- [What is being asked]: The result should be an exact copy of the entries below, free of pictures.

Entries from a dataset of interfaces
►

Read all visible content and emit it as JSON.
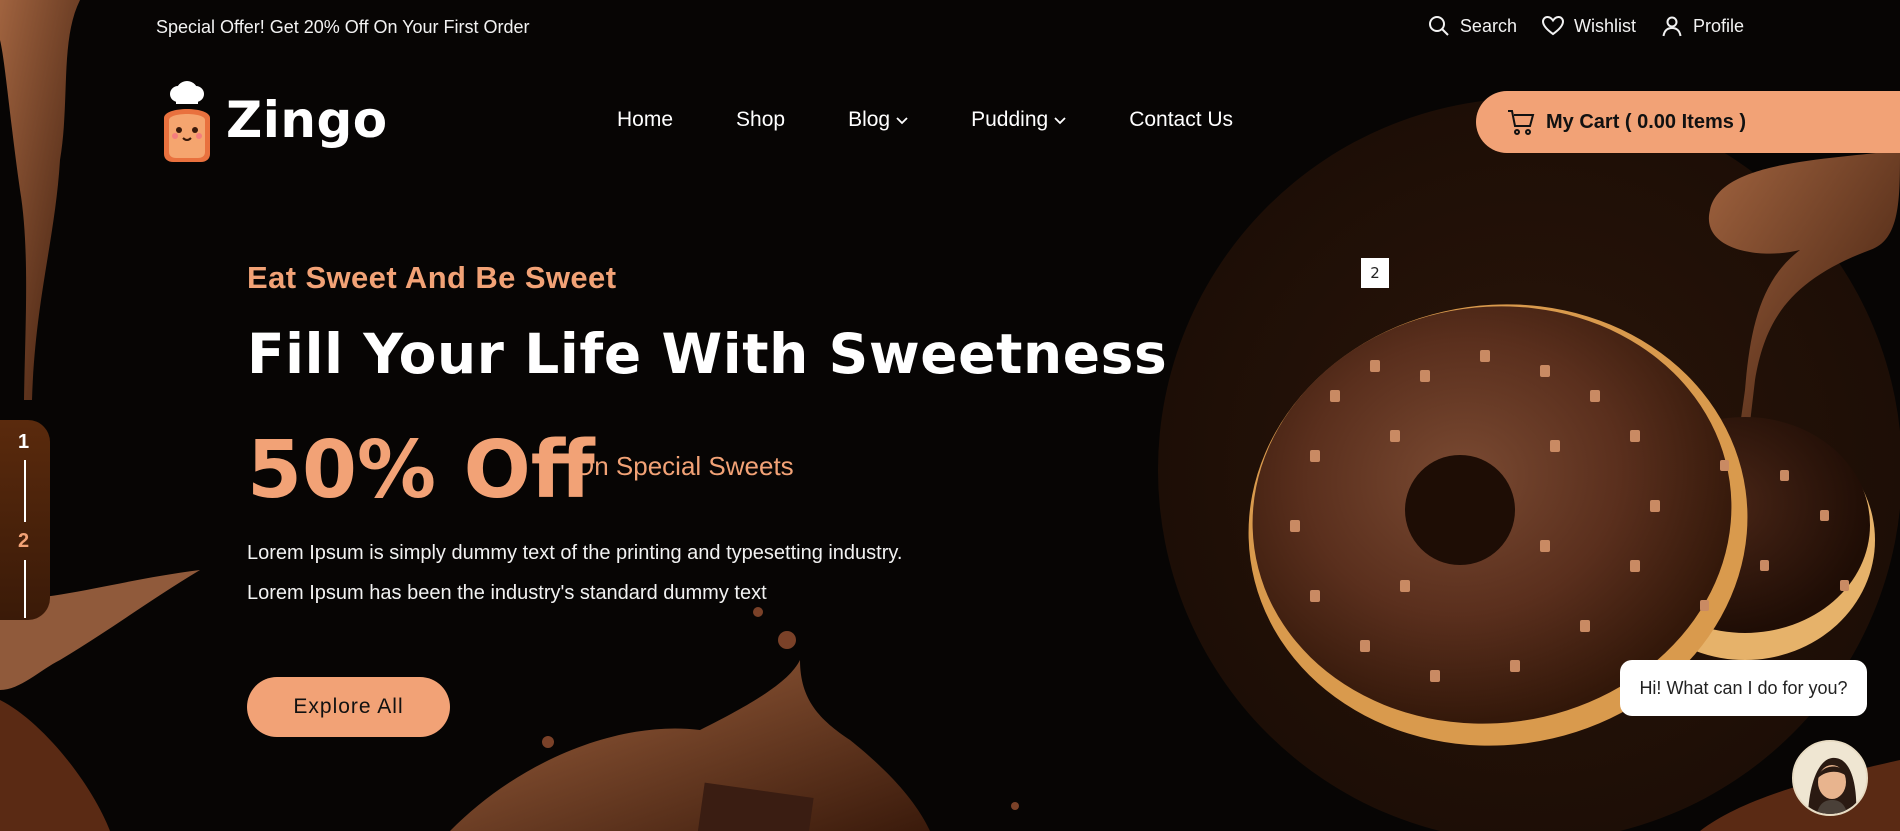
{
  "topbar": {
    "offer": "Special Offer! Get 20% Off On Your First Order",
    "links": [
      {
        "label": "Search",
        "icon": "search-icon"
      },
      {
        "label": "Wishlist",
        "icon": "heart-icon"
      },
      {
        "label": "Profile",
        "icon": "user-icon"
      }
    ]
  },
  "brand": {
    "name": "Zingo",
    "logo_icon": "chef-toast-mascot-icon"
  },
  "nav": {
    "items": [
      {
        "label": "Home",
        "dropdown": false
      },
      {
        "label": "Shop",
        "dropdown": false
      },
      {
        "label": "Blog",
        "dropdown": true
      },
      {
        "label": "Pudding",
        "dropdown": true
      },
      {
        "label": "Contact Us",
        "dropdown": false
      }
    ]
  },
  "cart": {
    "label": "My Cart ( 0.00 Items )",
    "icon": "cart-icon"
  },
  "hero": {
    "eyebrow": "Eat Sweet And Be Sweet",
    "headline": "Fill Your Life With Sweetness",
    "discount": "50% Off",
    "discount_sub": "On Special Sweets",
    "description": "Lorem Ipsum is simply dummy text of the printing and typesetting industry. Lorem Ipsum has been the industry's standard dummy text",
    "cta": "Explore All"
  },
  "slider": {
    "slides": [
      "1",
      "2"
    ],
    "badge": "2"
  },
  "chat": {
    "message": "Hi! What can I do for you?",
    "avatar_icon": "support-agent-avatar"
  },
  "colors": {
    "accent": "#f2a276",
    "background": "#070504",
    "chocolate": "#4a2414"
  }
}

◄

- [Answer space]:
Read all visible content and emit it as JSON.
{
  "topbar": {
    "offer": "Special Offer! Get 20% Off On Your First Order",
    "links": [
      {
        "label": "Search",
        "icon": "search-icon"
      },
      {
        "label": "Wishlist",
        "icon": "heart-icon"
      },
      {
        "label": "Profile",
        "icon": "user-icon"
      }
    ]
  },
  "brand": {
    "name": "Zingo",
    "logo_icon": "chef-toast-mascot-icon"
  },
  "nav": {
    "items": [
      {
        "label": "Home",
        "dropdown": false
      },
      {
        "label": "Shop",
        "dropdown": false
      },
      {
        "label": "Blog",
        "dropdown": true
      },
      {
        "label": "Pudding",
        "dropdown": true
      },
      {
        "label": "Contact Us",
        "dropdown": false
      }
    ]
  },
  "cart": {
    "label": "My Cart ( 0.00 Items )",
    "icon": "cart-icon"
  },
  "hero": {
    "eyebrow": "Eat Sweet And Be Sweet",
    "headline": "Fill Your Life With Sweetness",
    "discount": "50% Off",
    "discount_sub": "On Special Sweets",
    "description": "Lorem Ipsum is simply dummy text of the printing and typesetting industry. Lorem Ipsum has been the industry's standard dummy text",
    "cta": "Explore All"
  },
  "slider": {
    "slides": [
      "1",
      "2"
    ],
    "badge": "2"
  },
  "chat": {
    "message": "Hi! What can I do for you?",
    "avatar_icon": "support-agent-avatar"
  },
  "colors": {
    "accent": "#f2a276",
    "background": "#070504",
    "chocolate": "#4a2414"
  }
}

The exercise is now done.